• Task:
Throughout the listing below, show every line in which "КССГ" occurs.

————————

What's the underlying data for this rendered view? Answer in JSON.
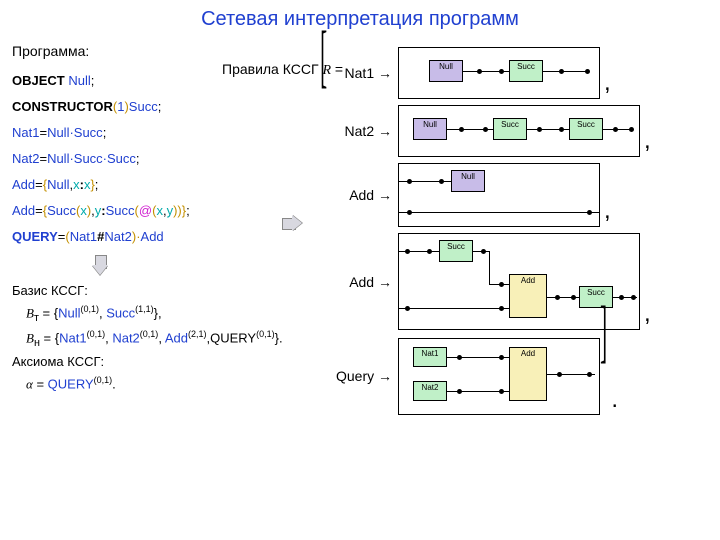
{
  "title": "Сетевая интерпретация программ",
  "left": {
    "program_label": "Программа:",
    "lines": {
      "l1_kw": "OBJECT",
      "l1_b": "Null",
      "l1_end": ";",
      "l2_kw": "CONSTRUCTOR",
      "l2_p1": "(",
      "l2_n": "1",
      "l2_p2": ")",
      "l2_b": "Succ",
      "l2_end": ";",
      "l3_a": "Nat1",
      "l3_mid": "=",
      "l3_b": "Null·Succ",
      "l3_end": ";",
      "l4_a": "Nat2",
      "l4_mid": "=",
      "l4_b": "Null·Succ·Succ",
      "l4_end": ";",
      "l5_a": "Add",
      "l5_mid": "=",
      "l5_b1": "{",
      "l5_c": "Null",
      "l5_d": ",",
      "l5_e": "x",
      "l5_f": ":",
      "l5_g": "x",
      "l5_b2": "}",
      "l5_end": ";",
      "l6_a": "Add",
      "l6_mid": "=",
      "l6_b1": "{",
      "l6_c": "Succ",
      "l6_p1": "(",
      "l6_d": "x",
      "l6_p2": ")",
      "l6_e": ",",
      "l6_f": "y",
      "l6_g": ":",
      "l6_h": "Succ",
      "l6_p3": "(",
      "l6_at": "@",
      "l6_p4": "(",
      "l6_i": "x",
      "l6_j": ",",
      "l6_k": "y",
      "l6_p5": ")",
      "l6_p6": ")",
      "l6_b2": "}",
      "l6_end": ";",
      "l7_kw": "QUERY",
      "l7_mid": "=",
      "l7_p1": "(",
      "l7_a": "Nat1",
      "l7_h": "#",
      "l7_b": "Nat2",
      "l7_p2": ")·",
      "l7_c": "Add"
    },
    "basis_label": "Базис КССГ:",
    "basis_bt": "B",
    "basis_bt_sub": "т",
    "basis_bt_eq": " = {",
    "basis_bt_1": "Null",
    "basis_bt_1s": "(0,1)",
    "basis_bt_c": ", ",
    "basis_bt_2": "Succ",
    "basis_bt_2s": "(1,1)",
    "basis_bt_end": "},",
    "basis_bn": "B",
    "basis_bn_sub": "н",
    "basis_bn_eq": " = {",
    "basis_bn_1": "Nat1",
    "basis_bn_1s": "(0,1)",
    "basis_bn_c1": ", ",
    "basis_bn_2": "Nat2",
    "basis_bn_2s": "(0,1)",
    "basis_bn_c2": ", ",
    "basis_bn_3": "Add",
    "basis_bn_3s": "(2,1)",
    "basis_bn_c3": ",",
    "basis_bn_4": "QUERY",
    "basis_bn_4s": "(0,1)",
    "basis_bn_end": "}.",
    "axiom_label": "Аксиома КССГ:",
    "axiom_a": "α",
    "axiom_eq": " = ",
    "axiom_q": "QUERY",
    "axiom_qs": "(0,1)",
    "axiom_end": "."
  },
  "right": {
    "rules_label": "Правила КССГ ",
    "rules_r": "R",
    "rules_eq": " =",
    "labels": {
      "nat1": "Nat1 →",
      "nat2": "Nat2 →",
      "add1": "Add →",
      "add2": "Add →",
      "query": "Query →"
    },
    "boxnames": {
      "null": "Null",
      "succ": "Succ",
      "add": "Add",
      "nat1": "Nat1",
      "nat2": "Nat2"
    }
  }
}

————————

• Solution to the problem:
    "basis_label": "Базис КССГ:",
    "axiom_label": "Аксиома КССГ:",
    "rules_label": "Правила КССГ ",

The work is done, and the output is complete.